Plastic Gasoline Container Warning
Saturday, July 28, 2018
by Rick Chapman
Please take a moment to read this important warning. This was sent to me by one of our slip owners, Jake Collins.
Last week in the news, a video was shown where a boat exploded somewhere in the Caribbean. One woman was killed and another lost her legs. As a safety professional for my career, I wanted to take a moment to share some information. I know everyone is bombarded with various scary stories in the news cycle and I don't want to be part of that. But there is a widespread engineering failure that can lead to the type of explosion that happened last week. Often when people are injured, an analysis of the factors will reveal multiple conditions which combined into what is then called a "freak accident". For a Sunnyside boater, the factors would go something like this:
1. The boat operator has an additional gasoline powered engine to use, not fueled by the boats main fuel tank. A portable generator, outboard motor, etc.
2. To fuel this engine the boat operator has a plastic general purpose fuel portable container, or, even a plastic fuel tank designed for the outboard.
3. The container was filled at a filling station.
4. The container was placed onboard and has been there for over a week, out of sight.
5. Any ignition source, chafed wiring, cigarette ash, electrical switch, static electrical discharge, in the storage space will equal an explosion.

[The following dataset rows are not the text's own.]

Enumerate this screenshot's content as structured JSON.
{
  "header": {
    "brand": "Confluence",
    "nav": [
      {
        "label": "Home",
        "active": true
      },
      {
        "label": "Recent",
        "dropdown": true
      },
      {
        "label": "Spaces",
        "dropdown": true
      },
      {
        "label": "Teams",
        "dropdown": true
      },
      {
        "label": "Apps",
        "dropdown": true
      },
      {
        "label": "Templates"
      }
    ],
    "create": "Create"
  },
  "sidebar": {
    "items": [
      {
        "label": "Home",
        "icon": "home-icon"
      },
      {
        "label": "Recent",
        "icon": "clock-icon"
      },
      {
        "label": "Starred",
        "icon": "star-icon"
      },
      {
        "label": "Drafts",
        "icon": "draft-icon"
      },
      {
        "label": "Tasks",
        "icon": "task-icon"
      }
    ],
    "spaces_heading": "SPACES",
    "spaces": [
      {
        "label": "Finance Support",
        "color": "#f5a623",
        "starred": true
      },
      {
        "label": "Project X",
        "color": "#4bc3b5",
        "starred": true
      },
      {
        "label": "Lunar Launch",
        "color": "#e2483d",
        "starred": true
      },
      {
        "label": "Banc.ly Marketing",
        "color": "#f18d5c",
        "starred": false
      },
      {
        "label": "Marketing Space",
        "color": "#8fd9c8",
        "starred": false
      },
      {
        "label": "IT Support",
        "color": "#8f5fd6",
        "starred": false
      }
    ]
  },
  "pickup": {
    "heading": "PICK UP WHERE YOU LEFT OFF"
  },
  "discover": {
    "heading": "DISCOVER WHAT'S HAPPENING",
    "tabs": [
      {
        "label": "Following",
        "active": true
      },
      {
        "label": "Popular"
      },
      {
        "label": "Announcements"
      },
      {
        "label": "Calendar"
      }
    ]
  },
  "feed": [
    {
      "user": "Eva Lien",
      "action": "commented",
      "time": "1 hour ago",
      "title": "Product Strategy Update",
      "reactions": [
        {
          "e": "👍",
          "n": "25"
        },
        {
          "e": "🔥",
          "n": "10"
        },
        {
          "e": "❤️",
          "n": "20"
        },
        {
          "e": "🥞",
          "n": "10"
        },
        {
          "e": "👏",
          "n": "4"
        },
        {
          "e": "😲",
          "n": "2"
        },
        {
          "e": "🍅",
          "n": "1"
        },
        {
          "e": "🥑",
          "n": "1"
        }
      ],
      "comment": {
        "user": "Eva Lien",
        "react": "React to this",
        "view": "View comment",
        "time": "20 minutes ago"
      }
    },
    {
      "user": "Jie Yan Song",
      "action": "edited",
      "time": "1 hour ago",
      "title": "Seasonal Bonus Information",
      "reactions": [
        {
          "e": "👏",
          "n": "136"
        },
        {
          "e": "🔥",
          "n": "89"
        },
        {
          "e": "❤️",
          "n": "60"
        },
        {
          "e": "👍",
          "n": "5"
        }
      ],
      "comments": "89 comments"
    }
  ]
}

When ethanol was introduced to the automotive fuel supply, the portable plastic fuel containers sold everywhere were not redesigned to slowly vent pressure. As ethanol breaks down, which is does immediately upon exposure to air, it produces extra fumes. In a steel fuel container the UL type 1 or type 2 container has hard sides and is designed to slowly vent fumes. The inexpensive plastic portable gasoline containers lack such a design. They "puff up" until a pressure level is reached where by they "pop" and release a rich quantity of gasoline vapor all at once. If this event is unlucky enough to find an ignition source, the result is disaster.
What can be done by boaters?
Don't store any fuel onboard in enclosed spaces.
At home or on your boat, avoid general purpose plastic gasoline containers.
For any small engine at home or on your boat, don't buy fuel with ethanol.
Tell any tobacco products users, "Sorry, not on my boat".
If you have stored any fuel in an enclosed space, do a sniff test to check for a problem.
I hope this information is helpful to anyone unaware of the danger posed by these plastic gasoline containers when used in conjunction with ethanol.
Jake Collins, ALCM, CPPS, CSP, CSRM